• _Assignment_:
Could you please find each line in the records that contains the word "shop" and copy it?

───── Exercise data

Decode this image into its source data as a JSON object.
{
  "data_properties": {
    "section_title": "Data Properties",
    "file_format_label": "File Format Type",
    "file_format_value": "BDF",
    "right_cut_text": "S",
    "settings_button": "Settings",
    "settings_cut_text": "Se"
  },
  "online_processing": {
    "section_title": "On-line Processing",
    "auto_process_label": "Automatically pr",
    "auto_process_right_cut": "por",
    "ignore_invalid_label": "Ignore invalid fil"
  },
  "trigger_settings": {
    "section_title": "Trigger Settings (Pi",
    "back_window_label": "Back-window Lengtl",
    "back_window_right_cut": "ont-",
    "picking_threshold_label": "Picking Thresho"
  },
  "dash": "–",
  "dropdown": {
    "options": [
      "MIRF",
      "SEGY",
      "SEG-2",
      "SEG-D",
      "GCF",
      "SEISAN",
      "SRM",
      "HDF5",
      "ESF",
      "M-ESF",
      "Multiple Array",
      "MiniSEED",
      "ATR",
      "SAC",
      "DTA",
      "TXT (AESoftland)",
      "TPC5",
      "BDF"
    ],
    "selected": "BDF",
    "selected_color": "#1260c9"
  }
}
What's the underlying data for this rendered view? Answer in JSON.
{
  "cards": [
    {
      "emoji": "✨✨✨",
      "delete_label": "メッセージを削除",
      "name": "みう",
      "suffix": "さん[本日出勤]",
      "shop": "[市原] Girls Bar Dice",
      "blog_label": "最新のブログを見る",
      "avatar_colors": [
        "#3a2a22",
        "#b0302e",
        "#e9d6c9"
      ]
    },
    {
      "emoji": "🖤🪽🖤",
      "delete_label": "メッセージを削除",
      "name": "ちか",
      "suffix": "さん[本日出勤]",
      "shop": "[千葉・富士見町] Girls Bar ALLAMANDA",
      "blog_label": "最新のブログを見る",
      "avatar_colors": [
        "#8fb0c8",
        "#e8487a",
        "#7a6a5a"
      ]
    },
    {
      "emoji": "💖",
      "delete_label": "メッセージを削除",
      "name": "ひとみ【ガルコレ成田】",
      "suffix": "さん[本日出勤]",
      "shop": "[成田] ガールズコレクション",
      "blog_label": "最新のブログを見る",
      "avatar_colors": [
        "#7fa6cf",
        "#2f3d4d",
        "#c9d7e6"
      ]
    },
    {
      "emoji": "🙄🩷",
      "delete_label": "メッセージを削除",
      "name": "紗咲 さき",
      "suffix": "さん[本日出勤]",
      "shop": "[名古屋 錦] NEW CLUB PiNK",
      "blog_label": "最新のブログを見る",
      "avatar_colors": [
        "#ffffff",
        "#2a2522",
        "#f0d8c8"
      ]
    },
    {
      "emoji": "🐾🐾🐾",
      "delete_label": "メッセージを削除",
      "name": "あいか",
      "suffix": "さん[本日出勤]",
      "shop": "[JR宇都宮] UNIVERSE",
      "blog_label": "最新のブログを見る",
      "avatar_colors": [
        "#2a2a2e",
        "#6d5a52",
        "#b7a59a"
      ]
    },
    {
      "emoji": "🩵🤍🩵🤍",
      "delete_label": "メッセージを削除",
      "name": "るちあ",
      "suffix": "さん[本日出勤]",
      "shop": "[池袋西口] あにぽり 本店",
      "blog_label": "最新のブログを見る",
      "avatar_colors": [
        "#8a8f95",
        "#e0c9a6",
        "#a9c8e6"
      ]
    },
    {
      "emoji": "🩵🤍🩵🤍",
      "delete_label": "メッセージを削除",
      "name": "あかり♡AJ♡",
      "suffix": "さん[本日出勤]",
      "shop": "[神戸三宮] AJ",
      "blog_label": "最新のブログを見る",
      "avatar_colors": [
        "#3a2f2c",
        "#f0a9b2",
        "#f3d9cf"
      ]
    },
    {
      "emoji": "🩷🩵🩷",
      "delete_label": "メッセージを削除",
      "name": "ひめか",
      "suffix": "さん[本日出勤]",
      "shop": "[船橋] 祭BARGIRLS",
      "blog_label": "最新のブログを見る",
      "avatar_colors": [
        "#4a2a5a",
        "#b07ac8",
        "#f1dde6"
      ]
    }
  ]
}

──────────

• _Solution to the exercise_:
      "shop": "[市原] Girls Bar Dice",
      "shop": "[千葉・富士見町] Girls Bar ALLAMANDA",
      "shop": "[成田] ガールズコレクション",
      "shop": "[名古屋 錦] NEW CLUB PiNK",
      "shop": "[JR宇都宮] UNIVERSE",
      "shop": "[池袋西口] あにぽり 本店",
      "shop": "[神戸三宮] AJ",
      "shop": "[船橋] 祭BARGIRLS",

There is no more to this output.